Each record that follows should be repeated exactly, with no pictures carried over.
[Given records Boundary: Start]
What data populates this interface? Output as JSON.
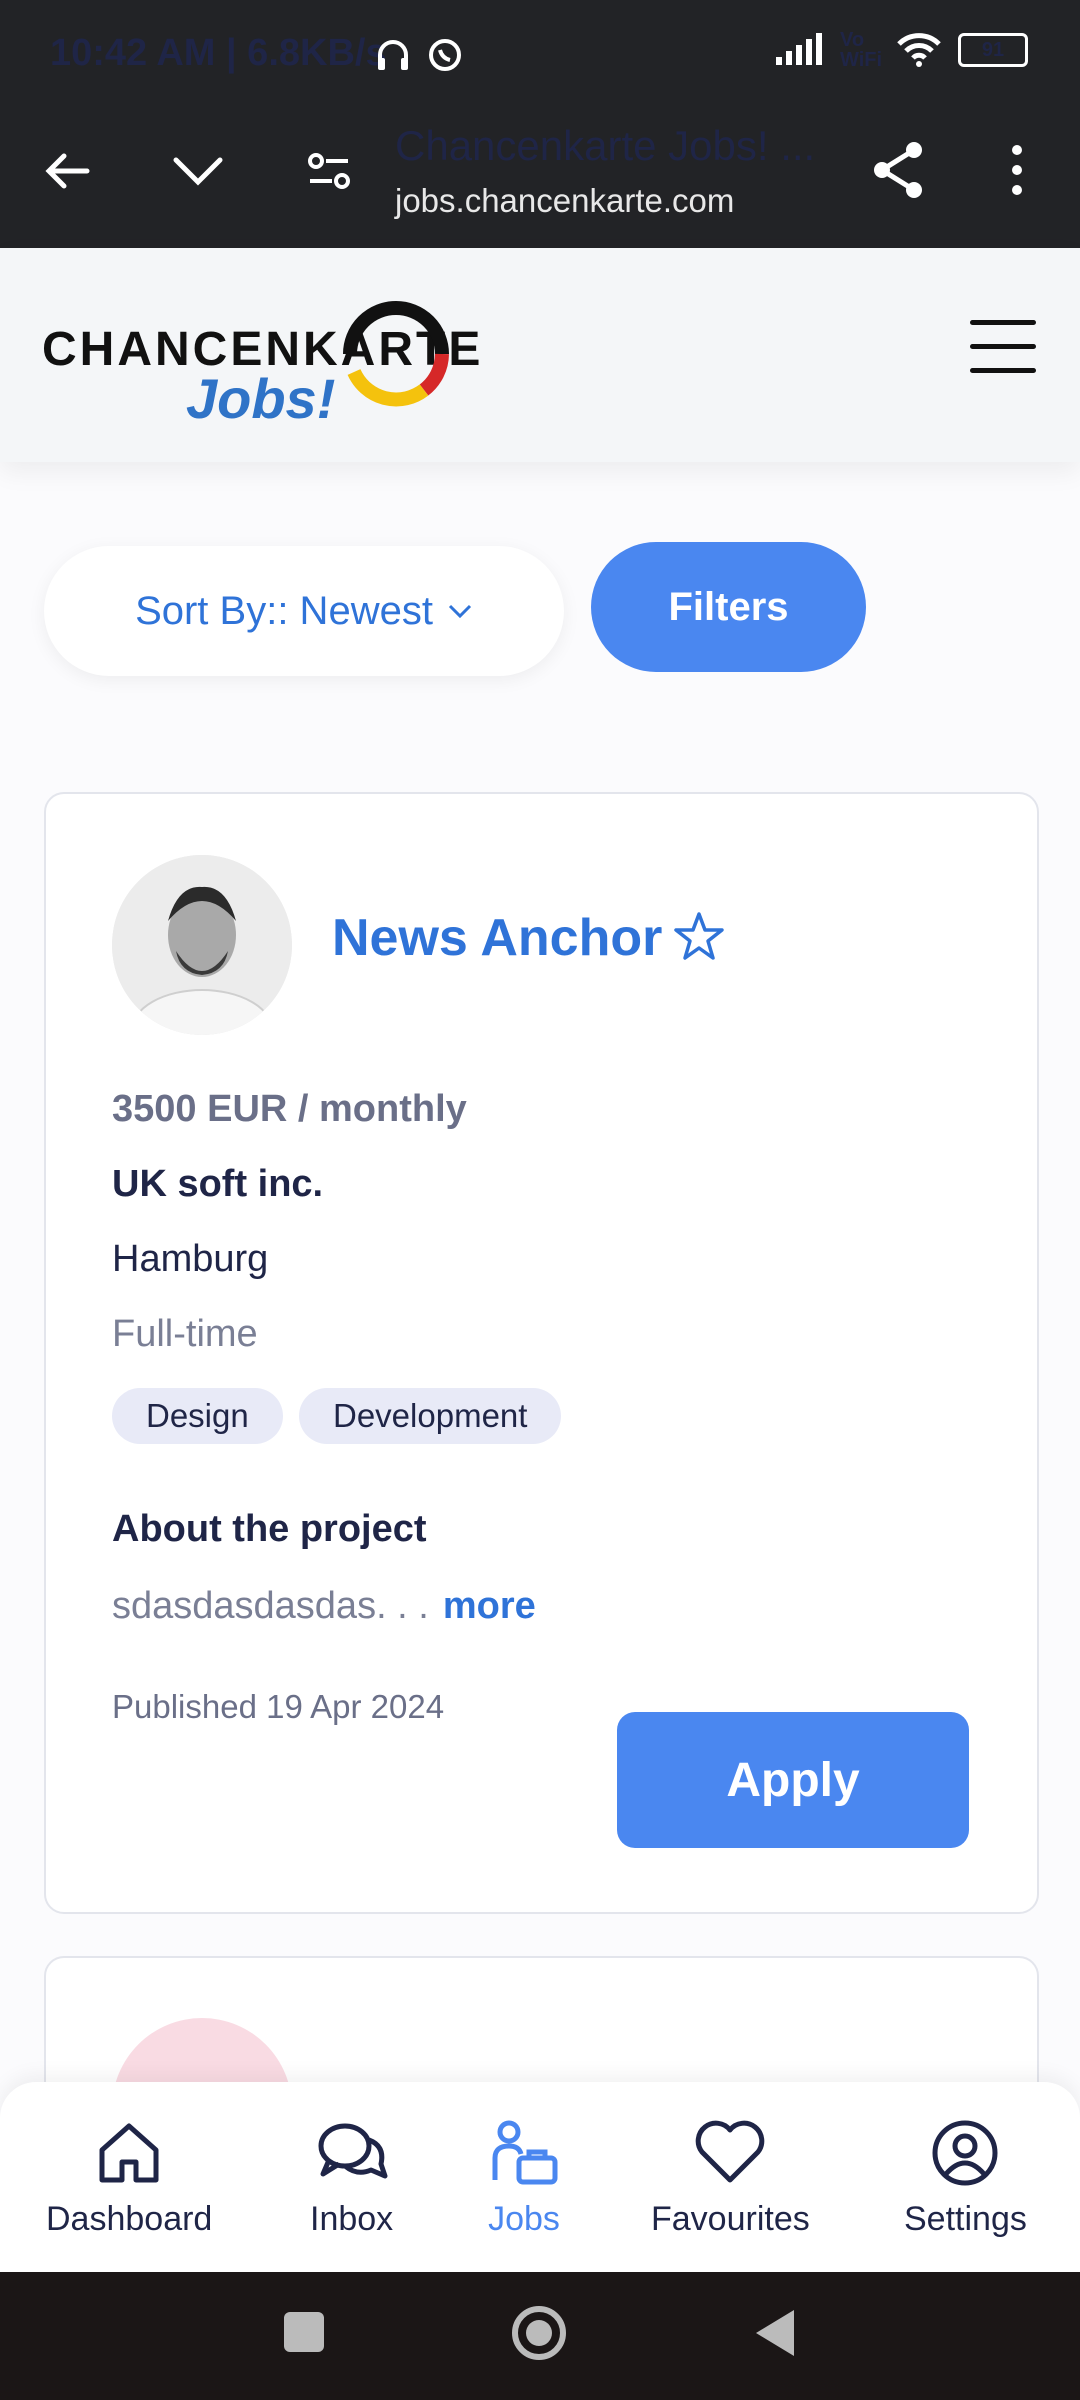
{
  "status": {
    "time": "10:42 AM | 6.8KB/s",
    "network": "Vo WiFi",
    "battery": "91"
  },
  "browser": {
    "title": "Chancenkarte Jobs! ...",
    "host": "jobs.chancenkarte.com"
  },
  "logo": {
    "brand": "CHANCENKARTE",
    "sub": "Jobs!"
  },
  "controls": {
    "sort_label": "Sort By:: Newest",
    "filters_label": "Filters"
  },
  "job": {
    "title": "News Anchor",
    "salary": "3500 EUR / monthly",
    "company": "UK soft inc.",
    "city": "Hamburg",
    "type": "Full-time",
    "tags": [
      "Design",
      "Development"
    ],
    "about_title": "About the project",
    "about_text": "sdasdasdasdas. . .",
    "about_more": "more",
    "published": "Published 19 Apr 2024",
    "apply_label": "Apply"
  },
  "nav": {
    "items": [
      {
        "label": "Dashboard",
        "icon": "home-icon"
      },
      {
        "label": "Inbox",
        "icon": "chat-icon"
      },
      {
        "label": "Jobs",
        "icon": "jobs-icon"
      },
      {
        "label": "Favourites",
        "icon": "heart-icon"
      },
      {
        "label": "Settings",
        "icon": "user-circle-icon"
      }
    ],
    "active": "Jobs"
  },
  "colors": {
    "accent": "#4a87f0",
    "link": "#2f73d8",
    "dark_bar": "#222326"
  }
}
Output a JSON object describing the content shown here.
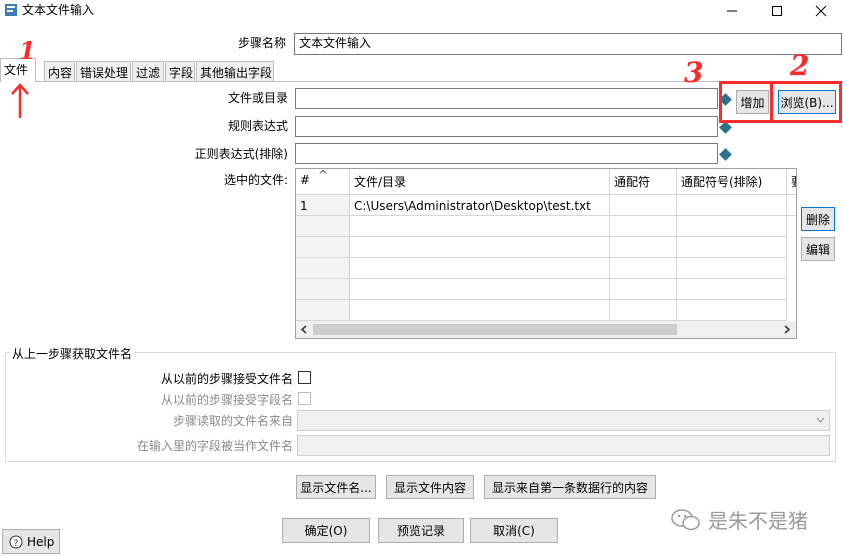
{
  "window": {
    "title": "文本文件输入",
    "minimize": "—",
    "maximize": "☐",
    "close": "✕"
  },
  "step_name": {
    "label": "步骤名称",
    "value": "文本文件输入"
  },
  "tabs": [
    {
      "label": "文件"
    },
    {
      "label": "内容"
    },
    {
      "label": "错误处理"
    },
    {
      "label": "过滤"
    },
    {
      "label": "字段"
    },
    {
      "label": "其他输出字段"
    }
  ],
  "file": {
    "file_or_dir_label": "文件或目录",
    "file_or_dir_value": "",
    "regex_label": "规则表达式",
    "regex_value": "",
    "regex_exclude_label": "正则表达式(排除)",
    "regex_exclude_value": "",
    "add_button": "增加",
    "browse_button": "浏览(B)...",
    "selected_files_label": "选中的文件:",
    "delete_button": "删除",
    "edit_button": "编辑"
  },
  "table": {
    "headers": [
      "#",
      "文件/目录",
      "通配符",
      "通配符号(排除)",
      "要"
    ],
    "sort_indicator": "^",
    "rows": [
      {
        "num": "1",
        "path": "C:\\Users\\Administrator\\Desktop\\test.txt",
        "wildcard": "",
        "wildcard_exclude": ""
      }
    ]
  },
  "prev_step_group": {
    "title": "从上一步骤获取文件名",
    "accept_filenames_label": "从以前的步骤接受文件名",
    "accept_fieldname_label": "从以前的步骤接受字段名",
    "read_filename_from_label": "步骤读取的文件名来自",
    "field_as_filename_label": "在输入里的字段被当作文件名"
  },
  "bottom_buttons": {
    "show_filename": "显示文件名...",
    "show_file_content": "显示文件内容",
    "show_first_row_content": "显示来自第一条数据行的内容"
  },
  "footer": {
    "ok": "确定(O)",
    "preview": "预览记录",
    "cancel": "取消(C)",
    "help": "Help",
    "watermark": "是朱不是猪"
  },
  "annotations": {
    "num1": "1",
    "num2": "2",
    "num3": "3"
  },
  "colors": {
    "accent": "#0078d7",
    "annotation_red": "#ff2a2a"
  }
}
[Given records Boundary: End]
# Exercise answer:
What data populates this interface? Output as JSON.
{
  "status": {
    "time": "10:42 AM | 6.8KB/s",
    "network": "Vo WiFi",
    "battery": "91"
  },
  "browser": {
    "title": "Chancenkarte Jobs! ...",
    "host": "jobs.chancenkarte.com"
  },
  "logo": {
    "brand": "CHANCENKARTE",
    "sub": "Jobs!"
  },
  "controls": {
    "sort_label": "Sort By:: Newest",
    "filters_label": "Filters"
  },
  "job": {
    "title": "News Anchor",
    "salary": "3500 EUR / monthly",
    "company": "UK soft inc.",
    "city": "Hamburg",
    "type": "Full-time",
    "tags": [
      "Design",
      "Development"
    ],
    "about_title": "About the project",
    "about_text": "sdasdasdasdas. . .",
    "about_more": "more",
    "published": "Published 19 Apr 2024",
    "apply_label": "Apply"
  },
  "nav": {
    "items": [
      {
        "label": "Dashboard",
        "icon": "home-icon"
      },
      {
        "label": "Inbox",
        "icon": "chat-icon"
      },
      {
        "label": "Jobs",
        "icon": "jobs-icon"
      },
      {
        "label": "Favourites",
        "icon": "heart-icon"
      },
      {
        "label": "Settings",
        "icon": "user-circle-icon"
      }
    ],
    "active": "Jobs"
  },
  "colors": {
    "accent": "#4a87f0",
    "link": "#2f73d8",
    "dark_bar": "#222326"
  }
}
Output a JSON object describing the content shown here.
{
  "window": {
    "title": "文本文件输入",
    "minimize": "—",
    "maximize": "☐",
    "close": "✕"
  },
  "step_name": {
    "label": "步骤名称",
    "value": "文本文件输入"
  },
  "tabs": [
    {
      "label": "文件"
    },
    {
      "label": "内容"
    },
    {
      "label": "错误处理"
    },
    {
      "label": "过滤"
    },
    {
      "label": "字段"
    },
    {
      "label": "其他输出字段"
    }
  ],
  "file": {
    "file_or_dir_label": "文件或目录",
    "file_or_dir_value": "",
    "regex_label": "规则表达式",
    "regex_value": "",
    "regex_exclude_label": "正则表达式(排除)",
    "regex_exclude_value": "",
    "add_button": "增加",
    "browse_button": "浏览(B)...",
    "selected_files_label": "选中的文件:",
    "delete_button": "删除",
    "edit_button": "编辑"
  },
  "table": {
    "headers": [
      "#",
      "文件/目录",
      "通配符",
      "通配符号(排除)",
      "要"
    ],
    "sort_indicator": "^",
    "rows": [
      {
        "num": "1",
        "path": "C:\\Users\\Administrator\\Desktop\\test.txt",
        "wildcard": "",
        "wildcard_exclude": ""
      }
    ]
  },
  "prev_step_group": {
    "title": "从上一步骤获取文件名",
    "accept_filenames_label": "从以前的步骤接受文件名",
    "accept_fieldname_label": "从以前的步骤接受字段名",
    "read_filename_from_label": "步骤读取的文件名来自",
    "field_as_filename_label": "在输入里的字段被当作文件名"
  },
  "bottom_buttons": {
    "show_filename": "显示文件名...",
    "show_file_content": "显示文件内容",
    "show_first_row_content": "显示来自第一条数据行的内容"
  },
  "footer": {
    "ok": "确定(O)",
    "preview": "预览记录",
    "cancel": "取消(C)",
    "help": "Help",
    "watermark": "是朱不是猪"
  },
  "annotations": {
    "num1": "1",
    "num2": "2",
    "num3": "3"
  },
  "colors": {
    "accent": "#0078d7",
    "annotation_red": "#ff2a2a"
  }
}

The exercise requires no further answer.